**** THE RECORDS

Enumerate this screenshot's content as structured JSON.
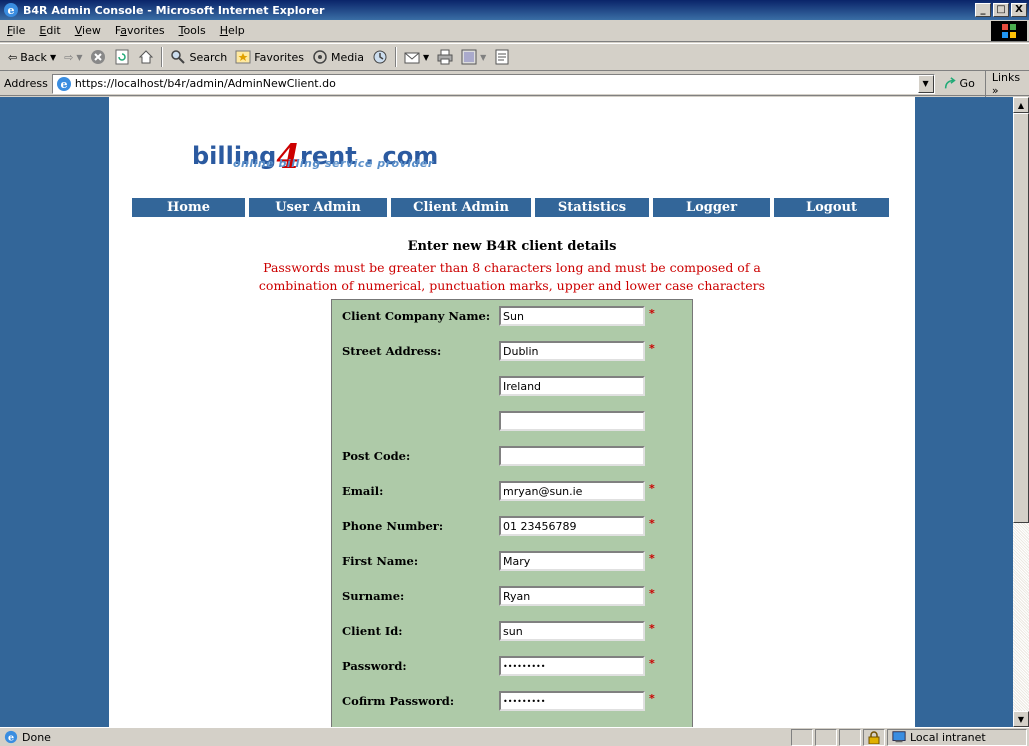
{
  "window": {
    "title": "B4R Admin Console - Microsoft Internet Explorer",
    "buttons": [
      "_",
      "□",
      "X"
    ]
  },
  "menu": {
    "items": [
      {
        "first": "F",
        "rest": "ile"
      },
      {
        "first": "E",
        "rest": "dit"
      },
      {
        "first": "V",
        "rest": "iew"
      },
      {
        "pre": "F",
        "first": "a",
        "rest": "vorites"
      },
      {
        "first": "T",
        "rest": "ools"
      },
      {
        "first": "H",
        "rest": "elp"
      }
    ]
  },
  "toolbar": {
    "back": "Back",
    "search": "Search",
    "favorites": "Favorites",
    "media": "Media"
  },
  "address": {
    "label": "Address",
    "url": "https://localhost/b4r/admin/AdminNewClient.do",
    "go": "Go",
    "links": "Links"
  },
  "logo": {
    "pre": "billing",
    "four": "4",
    "post": "rent . com",
    "tagline": "online billing service provider"
  },
  "nav": {
    "items": [
      "Home",
      "User Admin",
      "Client Admin",
      "Statistics",
      "Logger",
      "Logout"
    ]
  },
  "form": {
    "heading": "Enter new B4R client details",
    "warning_line1": "Passwords must be greater than 8 characters long and must be composed of a",
    "warning_line2": "combination of numerical, punctuation marks, upper and lower case characters",
    "required_mark": "*",
    "fields": [
      {
        "label": "Client Company Name:",
        "value": "Sun",
        "required": true
      },
      {
        "label": "Street Address:",
        "value": "Dublin",
        "required": true
      },
      {
        "label": "",
        "value": "Ireland",
        "required": false
      },
      {
        "label": "",
        "value": "",
        "required": false
      },
      {
        "label": "Post Code:",
        "value": "",
        "required": false
      },
      {
        "label": "Email:",
        "value": "mryan@sun.ie",
        "required": true
      },
      {
        "label": "Phone Number:",
        "value": "01 23456789",
        "required": true
      },
      {
        "label": "First Name:",
        "value": "Mary",
        "required": true
      },
      {
        "label": "Surname:",
        "value": "Ryan",
        "required": true
      },
      {
        "label": "Client Id:",
        "value": "sun",
        "required": true
      },
      {
        "label": "Password:",
        "value": "•••••••••",
        "required": true
      },
      {
        "label": "Cofirm Password:",
        "value": "•••••••••",
        "required": true
      }
    ]
  },
  "status": {
    "text": "Done",
    "zone": "Local intranet"
  },
  "colors": {
    "page_bg": "#336699",
    "nav_bg": "#336699",
    "form_bg": "#aecaa8",
    "warning": "#cc0000"
  }
}
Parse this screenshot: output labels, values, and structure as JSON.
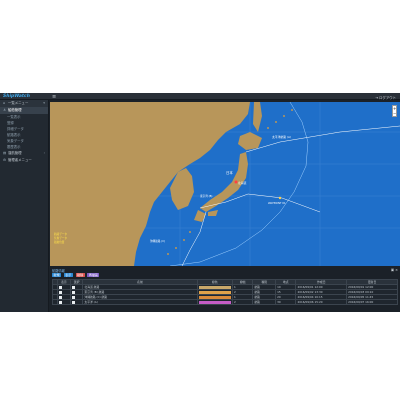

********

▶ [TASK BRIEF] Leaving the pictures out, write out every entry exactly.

▶ [SOLUTION]
Enumerate this screenshot's content as structured JSON.
{
  "window": {
    "title": "B4R Admin Console - Microsoft Internet Explorer",
    "buttons": [
      "_",
      "□",
      "X"
    ]
  },
  "menu": {
    "items": [
      {
        "first": "F",
        "rest": "ile"
      },
      {
        "first": "E",
        "rest": "dit"
      },
      {
        "first": "V",
        "rest": "iew"
      },
      {
        "pre": "F",
        "first": "a",
        "rest": "vorites"
      },
      {
        "first": "T",
        "rest": "ools"
      },
      {
        "first": "H",
        "rest": "elp"
      }
    ]
  },
  "toolbar": {
    "back": "Back",
    "search": "Search",
    "favorites": "Favorites",
    "media": "Media"
  },
  "address": {
    "label": "Address",
    "url": "https://localhost/b4r/admin/AdminNewClient.do",
    "go": "Go",
    "links": "Links"
  },
  "logo": {
    "pre": "billing",
    "four": "4",
    "post": "rent . com",
    "tagline": "online billing service provider"
  },
  "nav": {
    "items": [
      "Home",
      "User Admin",
      "Client Admin",
      "Statistics",
      "Logger",
      "Logout"
    ]
  },
  "form": {
    "heading": "Enter new B4R client details",
    "warning_line1": "Passwords must be greater than 8 characters long and must be composed of a",
    "warning_line2": "combination of numerical, punctuation marks, upper and lower case characters",
    "required_mark": "*",
    "fields": [
      {
        "label": "Client Company Name:",
        "value": "Sun",
        "required": true
      },
      {
        "label": "Street Address:",
        "value": "Dublin",
        "required": true
      },
      {
        "label": "",
        "value": "Ireland",
        "required": false
      },
      {
        "label": "",
        "value": "",
        "required": false
      },
      {
        "label": "Post Code:",
        "value": "",
        "required": false
      },
      {
        "label": "Email:",
        "value": "mryan@sun.ie",
        "required": true
      },
      {
        "label": "Phone Number:",
        "value": "01 23456789",
        "required": true
      },
      {
        "label": "First Name:",
        "value": "Mary",
        "required": true
      },
      {
        "label": "Surname:",
        "value": "Ryan",
        "required": true
      },
      {
        "label": "Client Id:",
        "value": "sun",
        "required": true
      },
      {
        "label": "Password:",
        "value": "•••••••••",
        "required": true
      },
      {
        "label": "Cofirm Password:",
        "value": "•••••••••",
        "required": true
      }
    ]
  },
  "status": {
    "text": "Done",
    "zone": "Local intranet"
  },
  "colors": {
    "page_bg": "#336699",
    "nav_bg": "#336699",
    "form_bg": "#aecaa8",
    "warning": "#cc0000"
  }
}
Parse this screenshot: output labels, values, and structure as JSON.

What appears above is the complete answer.